Cheer on SDSU's Nursing Students – It's National Nurses Week

At SDSU, there are currently 690 undergraduates and 55 graduate students in the School of Nursing.
By Peggy Pico
 

Reece Kerstetter relentlessly begged his father, a firefighter and paramedic, to take him to work. He was in the third grade when his dad finally gave in and let him tag along. Over the years, he watched his dad resuscitate a man, treat bloody wounds and help countless people on their worst days, but he always wondered what happened next.  

“I wanted to follow in my dad’s footsteps, but dad recognized I was more interested in treating the whole person and suggested I go into nursing so, as he put it, I could stay with the patients and help them recover,” said Kerstetter. “Then, in 2018, the best thing happened: I got accepted as a direct admit freshman to the School of Nursing at San Diego State.
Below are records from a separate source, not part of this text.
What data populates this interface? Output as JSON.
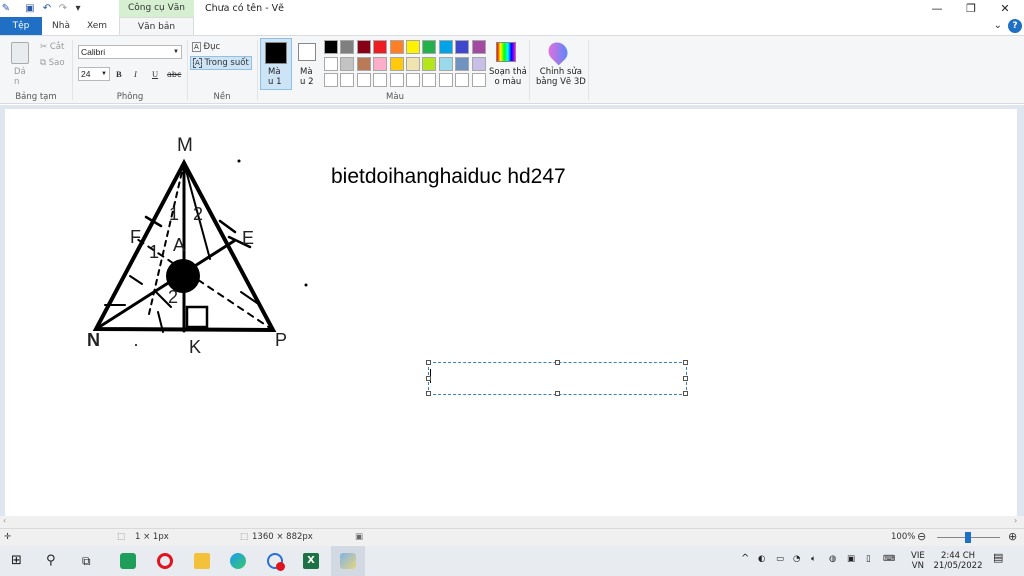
{
  "titlebar": {
    "context_tab": "Công cụ Văn bản",
    "document_title": "Chưa có tên - Vẽ",
    "minimize": "—",
    "restore": "❐",
    "close": "✕"
  },
  "tabs": {
    "file": "Tệp",
    "home": "Nhà",
    "view": "Xem",
    "text": "Văn bản",
    "help": "?"
  },
  "ribbon": {
    "clipboard": {
      "paste": "Dá\nn",
      "cut": "Cắt",
      "copy": "Sao",
      "label": "Bảng tạm"
    },
    "font": {
      "family": "Calibri",
      "size": "24",
      "bold": "B",
      "italic": "I",
      "underline": "U",
      "strike": "abc",
      "label": "Phông"
    },
    "background": {
      "opaque": "Đục",
      "transparent": "Trong suốt",
      "label": "Nền"
    },
    "colors": {
      "color1": "Mà\nu 1",
      "color2": "Mà\nu 2",
      "edit_colors": "Soạn thả\no màu",
      "paint3d": "Chỉnh sửa\nbằng Vẽ 3D",
      "label": "Màu",
      "color1_value": "#000000",
      "color2_value": "#ffffff",
      "row1": [
        "#000000",
        "#7f7f7f",
        "#880015",
        "#ed1c24",
        "#ff7f27",
        "#fff200",
        "#22b14c",
        "#00a2e8",
        "#3f48cc",
        "#a349a4"
      ],
      "row2": [
        "#ffffff",
        "#c3c3c3",
        "#b97a57",
        "#ffaec9",
        "#ffc90e",
        "#efe4b0",
        "#b5e61d",
        "#99d9ea",
        "#7092be",
        "#c8bfe7"
      ],
      "row3": [
        "#ffffff",
        "#ffffff",
        "#ffffff",
        "#ffffff",
        "#ffffff",
        "#ffffff",
        "#ffffff",
        "#ffffff",
        "#ffffff",
        "#ffffff"
      ]
    }
  },
  "canvas": {
    "text_label": "bietdoihanghaiduc hd247",
    "figure": {
      "M": "M",
      "N": "N",
      "P": "P",
      "K": "K",
      "E": "E",
      "A": "A",
      "F": "F",
      "n1a": "1",
      "n2a": "2",
      "n1b": "1",
      "n2b": "2"
    }
  },
  "status": {
    "pixel": "1 × 1px",
    "size": "1360 × 882px",
    "zoom": "100%"
  },
  "taskbar": {
    "lang_top": "VIE",
    "lang_bottom": "VN",
    "time": "2:44 CH",
    "date": "21/05/2022"
  }
}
That’s rare!” 

Kerstetter is graduating with a 4.0 GPA and a bachelor’s degree in nursing and is one of two valedictorians at the San Diego State University School of Nursing 2022 commencement ceremony. And he’s still taking time to celebrate National Nurses Week, which runs from May 6-12. 

“It’s important to me to recognize nurses that are still working on the front lines and picking up the pieces from the pandemic,” said Kerstetter.

Even as the pandemic took its toll on medical workers, applications to SDSU’s nursing program surged, and the trend continued across the U.S. In a report by the American Association of Colleges of Nursing, enrollment in nursing programs was 6% higher in 2020 compared to the year before. 

“Our nursing students have experienced unprecedented times, learning to be nurses during the pandemic. We must celebrate their flexibility, resiliency, and dedication to complete their studies,” said Karen Macauley, director of SDSU’s School of Nursing. 

In addition to being dedicated and having exceptional real-life clinical experiences in college, it takes more than a nursing degree to work as a Registered Nurse (RN.)  Students must also pass California’s rigorous licensing exam from the Board of Registered Nursing. The BRN reported that the pass rate for SDSU nursing students who took the exam last year was 95.8%, significantly higher than the national average of 86.5%. That’s good news for the three million RNs in the U.S. who are currently employed and often understaffed. 

According to the Bureau of Labor Statistics, nurses also make up the largest percentage of the nation’s health care workforce, outnumbering physicians four to one. Locally, the San Diego Workforce Partnership said there are 16,000 RNs in the region. At SDSU, there are currently 690 undergraduates and 55 graduate students in the School of Nursing.  

“The nursing workforce has endured significant challenges coping with the pandemic. It’s a crucial time for the nursing profession to unite and for our incredible students to lead and direct new ways of providing care,” said Macauley.
 
Kerstetter is eager to impact the profession and wants to “advocate for fair and equal access for all patients.” 

He’s already received job offers from the Mayo Clinic, Duke University, Stanford University, the University of California San Diego, and UCLA but all are contingent upon him passing the BRN exam this summer.  He’s leaning toward the Southern California options. Until then, Kerstetter continues to support his fellow nursing students and offers this encouragement  

“Even during difficult situations where you doubt your capabilities– you can definitely do this. We need you now– so go ahead and celebrate National Nursing Week,” he said. “You’re going to make it!”